ABOUT THIS TASK:
The entries follow. Copy every line in which "status" appears.

━━━

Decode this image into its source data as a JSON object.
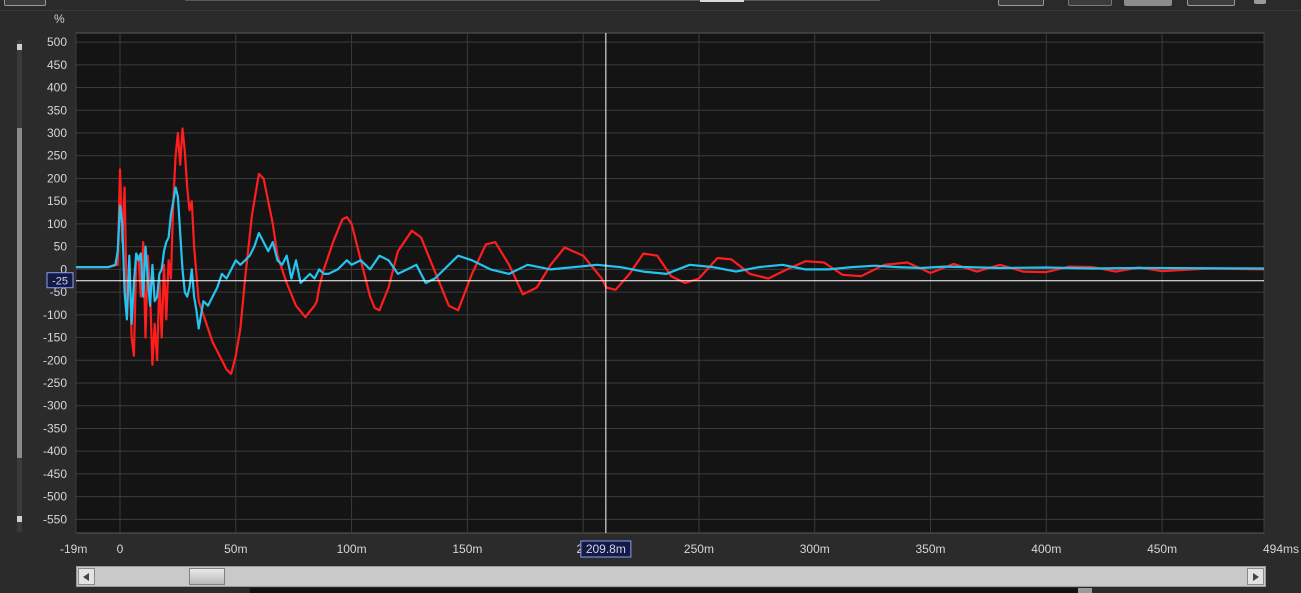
{
  "window": {
    "unit_label": "%"
  },
  "cursor": {
    "readout_y": "-25",
    "readout_x": "209.8m",
    "value_y": -25,
    "value_x": 209.8
  },
  "chart_data": {
    "type": "line",
    "title": "",
    "xlabel": "",
    "ylabel": "%",
    "xlim": [
      -19,
      494
    ],
    "ylim": [
      -580,
      520
    ],
    "grid": true,
    "yticks": [
      500,
      450,
      400,
      350,
      300,
      250,
      200,
      150,
      100,
      50,
      0,
      -50,
      -100,
      -150,
      -200,
      -250,
      -300,
      -350,
      -400,
      -450,
      -500,
      -550
    ],
    "ytick_labels": [
      "500",
      "450",
      "400",
      "350",
      "300",
      "250",
      "200",
      "150",
      "100",
      "50",
      "0",
      "-50",
      "-100",
      "-150",
      "-200",
      "-250",
      "-300",
      "-350",
      "-400",
      "-450",
      "-500",
      "-550"
    ],
    "xticks": [
      -19,
      0,
      50,
      100,
      150,
      200,
      250,
      300,
      350,
      400,
      450,
      494
    ],
    "xtick_labels": [
      "-19m",
      "0",
      "50m",
      "100m",
      "150m",
      "20",
      "250m",
      "300m",
      "350m",
      "400m",
      "450m",
      "494ms"
    ],
    "series": [
      {
        "color": "#ff1e1e",
        "x": [
          -19,
          -5,
          -1,
          0,
          1,
          2,
          3,
          4,
          5,
          6,
          7,
          8,
          9,
          10,
          11,
          12,
          13,
          14,
          15,
          16,
          17,
          18,
          19,
          20,
          21,
          22,
          23,
          24,
          25,
          26,
          27,
          28,
          29,
          30,
          31,
          32,
          34,
          36,
          38,
          40,
          42,
          44,
          46,
          48,
          50,
          52,
          54,
          57,
          60,
          62,
          64,
          66,
          68,
          72,
          76,
          80,
          84,
          85,
          86,
          88,
          92,
          96,
          98,
          100,
          104,
          108,
          110,
          112,
          116,
          120,
          126,
          130,
          134,
          138,
          142,
          146,
          152,
          158,
          162,
          168,
          174,
          180,
          186,
          192,
          200,
          208,
          210,
          214,
          220,
          226,
          232,
          238,
          244,
          250,
          258,
          264,
          272,
          280,
          288,
          296,
          304,
          312,
          320,
          330,
          340,
          350,
          360,
          370,
          380,
          390,
          400,
          410,
          420,
          430,
          440,
          450,
          470,
          494
        ],
        "y": [
          5,
          5,
          10,
          220,
          60,
          180,
          -100,
          20,
          -150,
          -190,
          20,
          30,
          -60,
          60,
          -150,
          30,
          -50,
          -210,
          -120,
          -200,
          -20,
          -150,
          10,
          -110,
          20,
          -20,
          150,
          250,
          300,
          230,
          310,
          260,
          180,
          130,
          150,
          50,
          -70,
          -100,
          -130,
          -160,
          -180,
          -200,
          -220,
          -230,
          -190,
          -130,
          -20,
          120,
          210,
          200,
          150,
          100,
          30,
          -30,
          -80,
          -105,
          -80,
          -70,
          -40,
          0,
          60,
          110,
          115,
          100,
          20,
          -60,
          -85,
          -90,
          -40,
          40,
          85,
          70,
          20,
          -30,
          -80,
          -90,
          -10,
          55,
          60,
          10,
          -55,
          -40,
          10,
          48,
          30,
          -20,
          -40,
          -45,
          -10,
          35,
          30,
          -15,
          -30,
          -20,
          25,
          22,
          -10,
          -20,
          0,
          18,
          15,
          -12,
          -15,
          10,
          15,
          -8,
          12,
          -5,
          10,
          -5,
          -6,
          6,
          5,
          -5,
          4,
          -4,
          2,
          0
        ]
      },
      {
        "color": "#25c3ef",
        "x": [
          -19,
          -5,
          -2,
          -1,
          0,
          1,
          2,
          3,
          4,
          5,
          6,
          7,
          8,
          9,
          10,
          11,
          12,
          13,
          14,
          15,
          16,
          17,
          18,
          19,
          20,
          21,
          22,
          23,
          24,
          25,
          26,
          27,
          28,
          29,
          30,
          31,
          32,
          33,
          34,
          35,
          36,
          38,
          40,
          42,
          44,
          46,
          48,
          50,
          52,
          54,
          56,
          58,
          60,
          62,
          64,
          66,
          68,
          70,
          72,
          74,
          76,
          78,
          80,
          82,
          84,
          86,
          88,
          90,
          94,
          98,
          100,
          104,
          108,
          112,
          116,
          120,
          124,
          128,
          132,
          136,
          140,
          146,
          152,
          160,
          168,
          176,
          186,
          196,
          206,
          216,
          226,
          236,
          246,
          256,
          266,
          276,
          286,
          296,
          306,
          316,
          326,
          336,
          346,
          356,
          366,
          380,
          400,
          420,
          440,
          494
        ],
        "y": [
          5,
          5,
          10,
          40,
          140,
          100,
          -50,
          -110,
          30,
          -120,
          -30,
          35,
          20,
          35,
          -60,
          50,
          -20,
          -80,
          10,
          -70,
          -60,
          -10,
          0,
          40,
          60,
          70,
          120,
          150,
          180,
          160,
          80,
          0,
          -50,
          -60,
          -40,
          0,
          -60,
          -90,
          -130,
          -100,
          -70,
          -80,
          -60,
          -40,
          -10,
          -20,
          0,
          20,
          10,
          20,
          30,
          50,
          80,
          60,
          40,
          60,
          20,
          10,
          30,
          -20,
          20,
          -30,
          -20,
          -10,
          -20,
          0,
          -10,
          -10,
          0,
          20,
          10,
          20,
          0,
          30,
          20,
          -10,
          0,
          10,
          -30,
          -20,
          0,
          30,
          20,
          0,
          -10,
          10,
          0,
          5,
          10,
          5,
          -5,
          -10,
          10,
          5,
          -5,
          5,
          10,
          0,
          0,
          5,
          8,
          5,
          3,
          6,
          5,
          3,
          4,
          2,
          3,
          2
        ]
      }
    ]
  }
}
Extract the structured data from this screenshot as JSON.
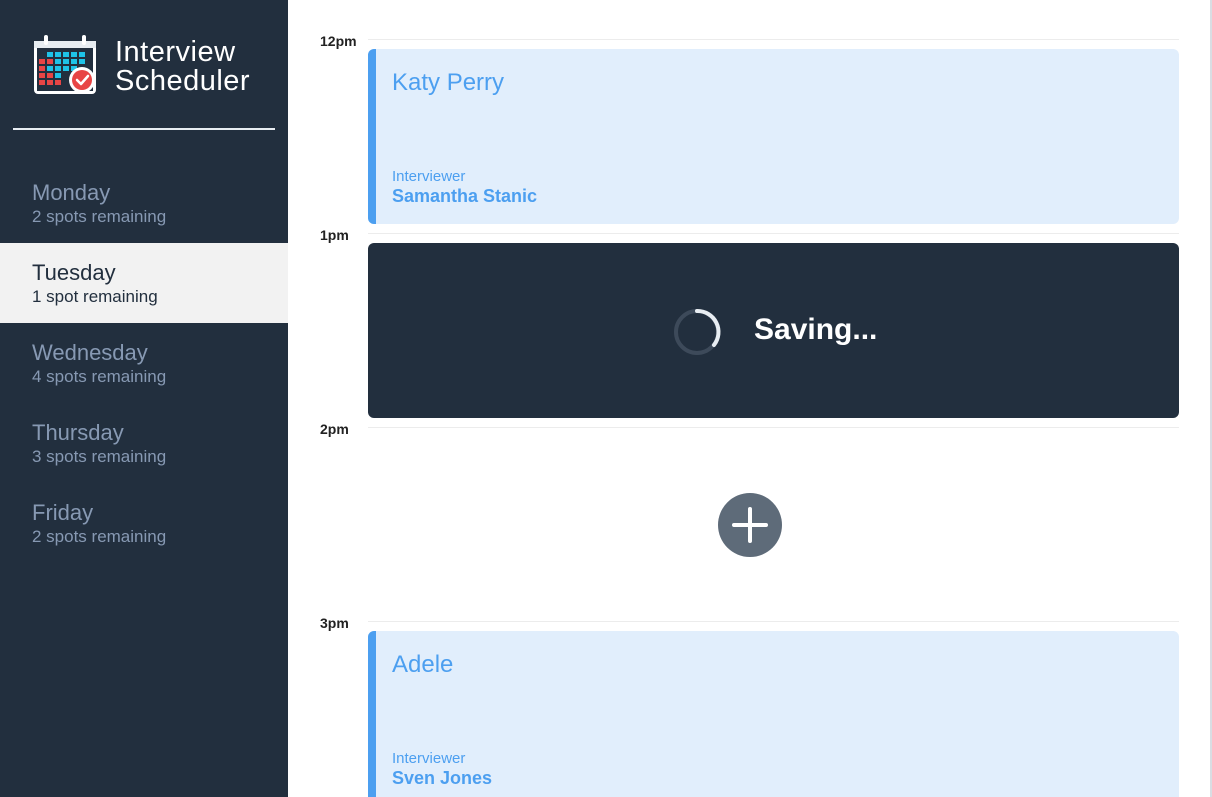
{
  "app": {
    "title_line1": "Interview",
    "title_line2": "Scheduler",
    "logo_icon": "calendar-check-icon"
  },
  "sidebar": {
    "days": [
      {
        "name": "Monday",
        "spots": "2 spots remaining",
        "selected": false
      },
      {
        "name": "Tuesday",
        "spots": "1 spot remaining",
        "selected": true
      },
      {
        "name": "Wednesday",
        "spots": "4 spots remaining",
        "selected": false
      },
      {
        "name": "Thursday",
        "spots": "3 spots remaining",
        "selected": false
      },
      {
        "name": "Friday",
        "spots": "2 spots remaining",
        "selected": false
      }
    ]
  },
  "schedule": {
    "slots": [
      {
        "time": "12pm",
        "status": "booked",
        "student": "Katy Perry",
        "interviewer_label": "Interviewer",
        "interviewer": "Samantha Stanic"
      },
      {
        "time": "1pm",
        "status": "saving",
        "message": "Saving..."
      },
      {
        "time": "2pm",
        "status": "empty",
        "add_icon": "plus-icon"
      },
      {
        "time": "3pm",
        "status": "booked",
        "student": "Adele",
        "interviewer_label": "Interviewer",
        "interviewer": "Sven Jones"
      }
    ]
  },
  "colors": {
    "sidebar_bg": "#222f3e",
    "selected_day_bg": "#f2f2f2",
    "appointment_bg": "#e1eefc",
    "accent": "#4c9ff0",
    "add_button": "#5e6b79"
  }
}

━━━

TASK OUTPUT:
        "status": "booked",
        "status": "saving",
        "status": "empty",
        "status": "booked",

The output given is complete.